-- TASK REQUIREMENTS --
Return the lines below that contain "this".

-- INPUT DATA --
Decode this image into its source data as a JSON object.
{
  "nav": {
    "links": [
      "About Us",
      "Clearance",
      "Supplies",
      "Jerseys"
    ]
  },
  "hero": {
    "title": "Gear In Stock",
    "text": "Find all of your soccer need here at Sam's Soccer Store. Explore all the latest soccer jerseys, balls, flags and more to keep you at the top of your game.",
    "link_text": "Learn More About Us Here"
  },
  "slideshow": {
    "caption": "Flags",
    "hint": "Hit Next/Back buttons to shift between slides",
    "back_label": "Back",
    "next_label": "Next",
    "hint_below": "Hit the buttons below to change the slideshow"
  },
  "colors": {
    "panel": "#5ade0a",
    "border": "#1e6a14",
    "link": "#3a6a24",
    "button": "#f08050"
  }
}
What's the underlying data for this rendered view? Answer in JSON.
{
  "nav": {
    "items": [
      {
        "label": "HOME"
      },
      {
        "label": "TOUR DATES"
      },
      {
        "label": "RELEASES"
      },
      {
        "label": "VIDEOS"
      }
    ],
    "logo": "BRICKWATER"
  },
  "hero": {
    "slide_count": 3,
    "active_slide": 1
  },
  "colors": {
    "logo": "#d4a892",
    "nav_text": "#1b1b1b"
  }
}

-- RESULT --
Decode this image into its source data as a JSON object.
What's the underlying data for this rendered view? Answer in JSON.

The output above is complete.